Man sitting on a park bench reading a book. It is a moody black and white scene.
Image by José Manuel de Laá from Pixabay

Once-upon-a-time I would persevere with a book, no matter how much I was hating it, in the belief that it might get better the further I progressed. Often I was rewarded. Many of the books I considered abandoning turned out to be wonderful reads. Some examples include Peter Fröberg Idling’s ‘Song for an Approaching Storm’,  David Park’s ‘The Truth Commissioner’ and John MacKenna’s ‘The Space Between Us’.

But lately, I’ve abandoned several books^, because I simply wasn’t enjoying them. It hardly seemed worth persevering when there are so many other books vying for my attention. Does this now make me a fickle reader? Or maybe a lazy one? Perhaps it was simply a case of right book, wrong time?

Apparently, crime writer Mark Billingham recently told the Cheltenham Literary Festival that if a book hadn’t gripped you after 20 pages, then it was OK to give up on it and “throw it across the room angrily”. I think we can do without the violence, but I’m beginning to think he’s onto something. But maybe 50 pages is a more realistic measure…?

How about you? Do you have any rules about when you should give up on a book, or do you keep going until the bitter end?

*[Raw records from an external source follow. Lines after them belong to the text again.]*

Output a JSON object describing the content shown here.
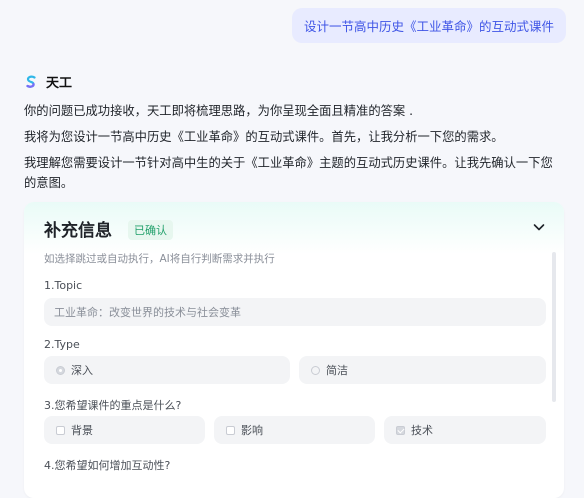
{
  "user_message": "设计一节高中历史《工业革命》的互动式课件",
  "assistant": {
    "name": "天工",
    "messages": [
      "你的问题已成功接收，天工即将梳理思路，为你呈现全面且精准的答案 .",
      "我将为您设计一节高中历史《工业革命》的互动式课件。首先，让我分析一下您的需求。",
      "我理解您需要设计一节针对高中生的关于《工业革命》主题的互动式历史课件。让我先确认一下您的意图。"
    ]
  },
  "panel": {
    "title": "补充信息",
    "status_badge": "已确认",
    "hint": "如选择跳过或自动执行，AI将自行判断需求并执行",
    "topic_label": "1.Topic",
    "topic_value": "工业革命：改变世界的技术与社会变革",
    "type_label": "2.Type",
    "type_options": [
      {
        "label": "深入",
        "selected": true
      },
      {
        "label": "简洁",
        "selected": false
      }
    ],
    "focus_label": "3.您希望课件的重点是什么?",
    "focus_options": [
      {
        "label": "背景",
        "checked": false
      },
      {
        "label": "影响",
        "checked": false
      },
      {
        "label": "技术",
        "checked": true
      }
    ],
    "interaction_label": "4.您希望如何增加互动性?"
  },
  "colors": {
    "accent": "#3f55e6",
    "success": "#22a06b",
    "background": "#f6f7fb"
  }
}
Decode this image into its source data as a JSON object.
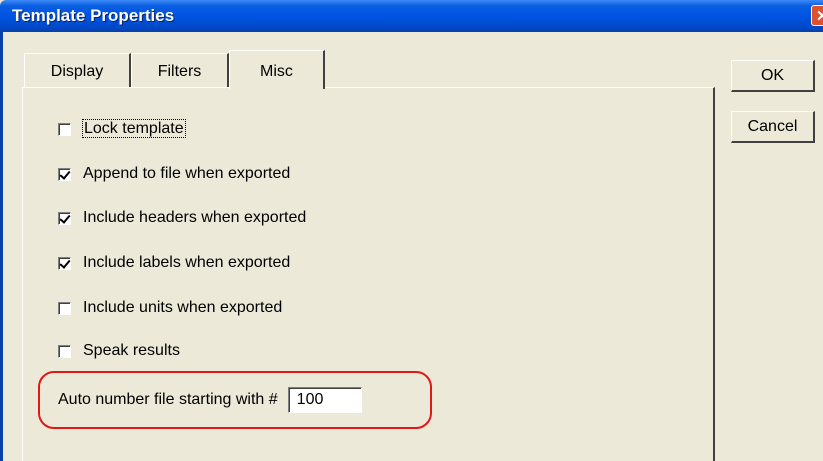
{
  "window": {
    "title": "Template Properties",
    "close_glyph": "✕",
    "colors": {
      "titlebar": "#0054e3",
      "face": "#ece9d8",
      "highlight": "#e01818"
    }
  },
  "tabs": [
    {
      "label": "Display",
      "selected": false
    },
    {
      "label": "Filters",
      "selected": false
    },
    {
      "label": "Misc",
      "selected": true
    }
  ],
  "options": [
    {
      "label": "Lock template",
      "checked": false
    },
    {
      "label": "Append to file when exported",
      "checked": true
    },
    {
      "label": "Include headers when exported",
      "checked": true
    },
    {
      "label": "Include labels when exported",
      "checked": true
    },
    {
      "label": "Include units when exported",
      "checked": false
    },
    {
      "label": "Speak results",
      "checked": false
    }
  ],
  "auto_number": {
    "label": "Auto number file starting with #",
    "value": "100"
  },
  "buttons": {
    "ok": "OK",
    "cancel": "Cancel"
  }
}
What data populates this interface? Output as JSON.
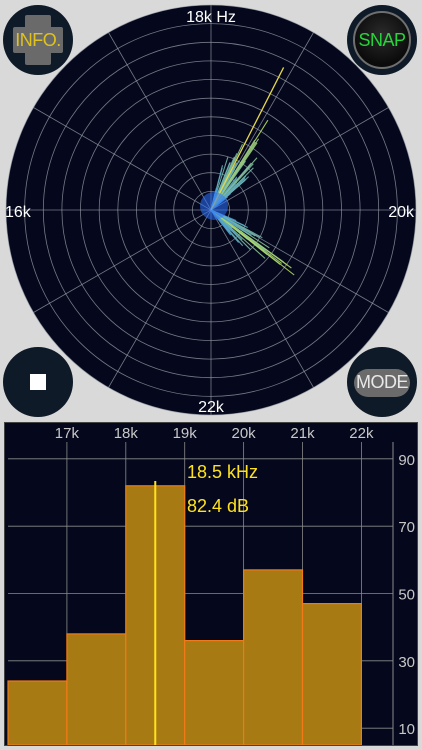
{
  "radar": {
    "labels": {
      "top": "18k Hz",
      "left": "16k",
      "right": "20k",
      "bottom": "22k"
    },
    "colors": {
      "background": "#05081c",
      "grid": "#9aa0aa",
      "label": "#ffffff"
    }
  },
  "buttons": {
    "info": {
      "label": "INFO.",
      "color": "#e0c21e"
    },
    "snap": {
      "label": "SNAP",
      "color": "#27d63a"
    },
    "stop": {
      "icon": "stop-icon"
    },
    "mode": {
      "label": "MODE"
    }
  },
  "spectrum": {
    "readout": {
      "frequency": "18.5 kHz",
      "level": "82.4 dB"
    },
    "marker_frequency_khz": 18.5,
    "colors": {
      "bar_fill": "#a77a13",
      "bar_edge": "#f07a18",
      "marker": "#ffe21e",
      "readout": "#ffe21e",
      "axis_text": "#c8c8c8"
    }
  },
  "chart_data": {
    "type": "bar",
    "title": "",
    "xlabel": "",
    "ylabel": "",
    "x_tick_labels": [
      "17k",
      "18k",
      "19k",
      "20k",
      "21k",
      "22k"
    ],
    "y_tick_labels": [
      "90",
      "70",
      "50",
      "30",
      "10"
    ],
    "y_ticks": [
      90,
      70,
      50,
      30,
      10
    ],
    "ylim": [
      5,
      95
    ],
    "bins_khz": [
      [
        16,
        17
      ],
      [
        17,
        18
      ],
      [
        18,
        19
      ],
      [
        19,
        20
      ],
      [
        20,
        21
      ],
      [
        21,
        22
      ]
    ],
    "values": [
      24,
      38,
      82,
      36,
      57,
      47
    ],
    "grid": true,
    "legend": "none"
  }
}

^ I’m not going to mention the titles here (head to my Facebook page if you’re really interested), because it’s not fair on the writers, plus I don’t want to put people off reading something that might really “wow” them. Just because they didn’t work for me, doesn’t mean they won’t work for you. Books are the meeting of two minds — the author’s and the reader’s — and sometimes, for the slimmest or most personal or ridiculous of reasons, the alchemy just doesn’t work.